**Work task:** What the task requires is each entry, restated exactly.

**Raw data:**
--- START ---

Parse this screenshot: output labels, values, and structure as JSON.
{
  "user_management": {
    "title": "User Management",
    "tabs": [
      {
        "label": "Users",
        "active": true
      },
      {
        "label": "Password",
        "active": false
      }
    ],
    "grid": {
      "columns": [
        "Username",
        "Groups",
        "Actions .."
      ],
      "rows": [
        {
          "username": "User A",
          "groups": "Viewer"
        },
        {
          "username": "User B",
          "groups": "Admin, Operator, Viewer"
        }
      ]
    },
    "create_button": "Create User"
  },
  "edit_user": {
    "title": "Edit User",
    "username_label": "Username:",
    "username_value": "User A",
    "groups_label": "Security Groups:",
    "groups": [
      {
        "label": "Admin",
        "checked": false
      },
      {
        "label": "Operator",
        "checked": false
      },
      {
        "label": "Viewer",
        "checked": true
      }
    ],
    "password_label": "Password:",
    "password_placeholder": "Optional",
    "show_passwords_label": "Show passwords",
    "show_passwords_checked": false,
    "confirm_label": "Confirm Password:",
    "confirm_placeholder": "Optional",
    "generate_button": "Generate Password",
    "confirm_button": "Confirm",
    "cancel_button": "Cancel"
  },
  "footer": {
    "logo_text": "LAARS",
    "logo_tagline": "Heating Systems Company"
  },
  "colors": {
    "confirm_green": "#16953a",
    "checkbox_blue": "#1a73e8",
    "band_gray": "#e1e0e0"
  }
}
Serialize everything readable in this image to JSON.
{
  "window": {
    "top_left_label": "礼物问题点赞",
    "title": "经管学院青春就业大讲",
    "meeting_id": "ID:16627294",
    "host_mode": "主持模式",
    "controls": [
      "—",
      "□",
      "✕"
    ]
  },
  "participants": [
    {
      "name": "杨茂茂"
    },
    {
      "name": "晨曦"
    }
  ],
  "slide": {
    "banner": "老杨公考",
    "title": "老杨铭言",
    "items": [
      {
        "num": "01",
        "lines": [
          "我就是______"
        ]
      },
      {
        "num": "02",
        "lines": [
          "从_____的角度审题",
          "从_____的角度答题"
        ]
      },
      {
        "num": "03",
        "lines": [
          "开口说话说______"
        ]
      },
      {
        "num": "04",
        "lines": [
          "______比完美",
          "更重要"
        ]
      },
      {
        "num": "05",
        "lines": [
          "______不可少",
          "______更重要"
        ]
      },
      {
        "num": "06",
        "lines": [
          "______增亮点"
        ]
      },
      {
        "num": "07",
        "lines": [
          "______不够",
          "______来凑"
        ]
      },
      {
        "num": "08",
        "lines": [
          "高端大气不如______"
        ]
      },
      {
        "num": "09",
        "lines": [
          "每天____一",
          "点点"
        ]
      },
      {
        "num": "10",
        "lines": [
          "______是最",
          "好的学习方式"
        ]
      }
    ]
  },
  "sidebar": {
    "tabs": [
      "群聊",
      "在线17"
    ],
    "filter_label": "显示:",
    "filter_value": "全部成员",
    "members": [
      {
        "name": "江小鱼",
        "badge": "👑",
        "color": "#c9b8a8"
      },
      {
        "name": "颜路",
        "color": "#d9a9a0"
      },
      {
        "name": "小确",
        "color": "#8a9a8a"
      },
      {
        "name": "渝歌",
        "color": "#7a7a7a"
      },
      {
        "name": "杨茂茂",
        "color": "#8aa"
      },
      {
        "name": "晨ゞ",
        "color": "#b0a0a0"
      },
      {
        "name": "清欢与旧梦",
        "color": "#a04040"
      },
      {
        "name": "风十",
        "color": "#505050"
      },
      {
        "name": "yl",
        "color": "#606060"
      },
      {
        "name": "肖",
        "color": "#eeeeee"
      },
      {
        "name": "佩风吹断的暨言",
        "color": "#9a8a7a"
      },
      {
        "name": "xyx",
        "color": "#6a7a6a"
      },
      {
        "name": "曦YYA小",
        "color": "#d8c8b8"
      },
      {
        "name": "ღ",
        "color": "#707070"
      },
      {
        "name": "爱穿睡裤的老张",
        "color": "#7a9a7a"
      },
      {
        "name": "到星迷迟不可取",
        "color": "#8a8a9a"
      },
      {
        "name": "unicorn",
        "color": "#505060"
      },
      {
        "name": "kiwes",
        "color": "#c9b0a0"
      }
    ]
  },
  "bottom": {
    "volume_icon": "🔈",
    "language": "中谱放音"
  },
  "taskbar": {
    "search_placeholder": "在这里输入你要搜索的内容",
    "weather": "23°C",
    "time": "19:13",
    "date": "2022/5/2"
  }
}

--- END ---

**Your response:**
Parse this screenshot: output labels, values, and structure as JSON.
{
  "user_management": {
    "title": "User Management",
    "tabs": [
      {
        "label": "Users",
        "active": true
      },
      {
        "label": "Password",
        "active": false
      }
    ],
    "grid": {
      "columns": [
        "Username",
        "Groups",
        "Actions .."
      ],
      "rows": [
        {
          "username": "User A",
          "groups": "Viewer"
        },
        {
          "username": "User B",
          "groups": "Admin, Operator, Viewer"
        }
      ]
    },
    "create_button": "Create User"
  },
  "edit_user": {
    "title": "Edit User",
    "username_label": "Username:",
    "username_value": "User A",
    "groups_label": "Security Groups:",
    "groups": [
      {
        "label": "Admin",
        "checked": false
      },
      {
        "label": "Operator",
        "checked": false
      },
      {
        "label": "Viewer",
        "checked": true
      }
    ],
    "password_label": "Password:",
    "password_placeholder": "Optional",
    "show_passwords_label": "Show passwords",
    "show_passwords_checked": false,
    "confirm_label": "Confirm Password:",
    "confirm_placeholder": "Optional",
    "generate_button": "Generate Password",
    "confirm_button": "Confirm",
    "cancel_button": "Cancel"
  },
  "footer": {
    "logo_text": "LAARS",
    "logo_tagline": "Heating Systems Company"
  },
  "colors": {
    "confirm_green": "#16953a",
    "checkbox_blue": "#1a73e8",
    "band_gray": "#e1e0e0"
  }
}
Serialize everything readable in this image to JSON.
{
  "window": {
    "top_left_label": "礼物问题点赞",
    "title": "经管学院青春就业大讲",
    "meeting_id": "ID:16627294",
    "host_mode": "主持模式",
    "controls": [
      "—",
      "□",
      "✕"
    ]
  },
  "participants": [
    {
      "name": "杨茂茂"
    },
    {
      "name": "晨曦"
    }
  ],
  "slide": {
    "banner": "老杨公考",
    "title": "老杨铭言",
    "items": [
      {
        "num": "01",
        "lines": [
          "我就是______"
        ]
      },
      {
        "num": "02",
        "lines": [
          "从_____的角度审题",
          "从_____的角度答题"
        ]
      },
      {
        "num": "03",
        "lines": [
          "开口说话说______"
        ]
      },
      {
        "num": "04",
        "lines": [
          "______比完美",
          "更重要"
        ]
      },
      {
        "num": "05",
        "lines": [
          "______不可少",
          "______更重要"
        ]
      },
      {
        "num": "06",
        "lines": [
          "______增亮点"
        ]
      },
      {
        "num": "07",
        "lines": [
          "______不够",
          "______来凑"
        ]
      },
      {
        "num": "08",
        "lines": [
          "高端大气不如______"
        ]
      },
      {
        "num": "09",
        "lines": [
          "每天____一",
          "点点"
        ]
      },
      {
        "num": "10",
        "lines": [
          "______是最",
          "好的学习方式"
        ]
      }
    ]
  },
  "sidebar": {
    "tabs": [
      "群聊",
      "在线17"
    ],
    "filter_label": "显示:",
    "filter_value": "全部成员",
    "members": [
      {
        "name": "江小鱼",
        "badge": "👑",
        "color": "#c9b8a8"
      },
      {
        "name": "颜路",
        "color": "#d9a9a0"
      },
      {
        "name": "小确",
        "color": "#8a9a8a"
      },
      {
        "name": "渝歌",
        "color": "#7a7a7a"
      },
      {
        "name": "杨茂茂",
        "color": "#8aa"
      },
      {
        "name": "晨ゞ",
        "color": "#b0a0a0"
      },
      {
        "name": "清欢与旧梦",
        "color": "#a04040"
      },
      {
        "name": "风十",
        "color": "#505050"
      },
      {
        "name": "yl",
        "color": "#606060"
      },
      {
        "name": "肖",
        "color": "#eeeeee"
      },
      {
        "name": "佩风吹断的暨言",
        "color": "#9a8a7a"
      },
      {
        "name": "xyx",
        "color": "#6a7a6a"
      },
      {
        "name": "曦YYA小",
        "color": "#d8c8b8"
      },
      {
        "name": "ღ",
        "color": "#707070"
      },
      {
        "name": "爱穿睡裤的老张",
        "color": "#7a9a7a"
      },
      {
        "name": "到星迷迟不可取",
        "color": "#8a8a9a"
      },
      {
        "name": "unicorn",
        "color": "#505060"
      },
      {
        "name": "kiwes",
        "color": "#c9b0a0"
      }
    ]
  },
  "bottom": {
    "volume_icon": "🔈",
    "language": "中谱放音"
  },
  "taskbar": {
    "search_placeholder": "在这里输入你要搜索的内容",
    "weather": "23°C",
    "time": "19:13",
    "date": "2022/5/2"
  }
}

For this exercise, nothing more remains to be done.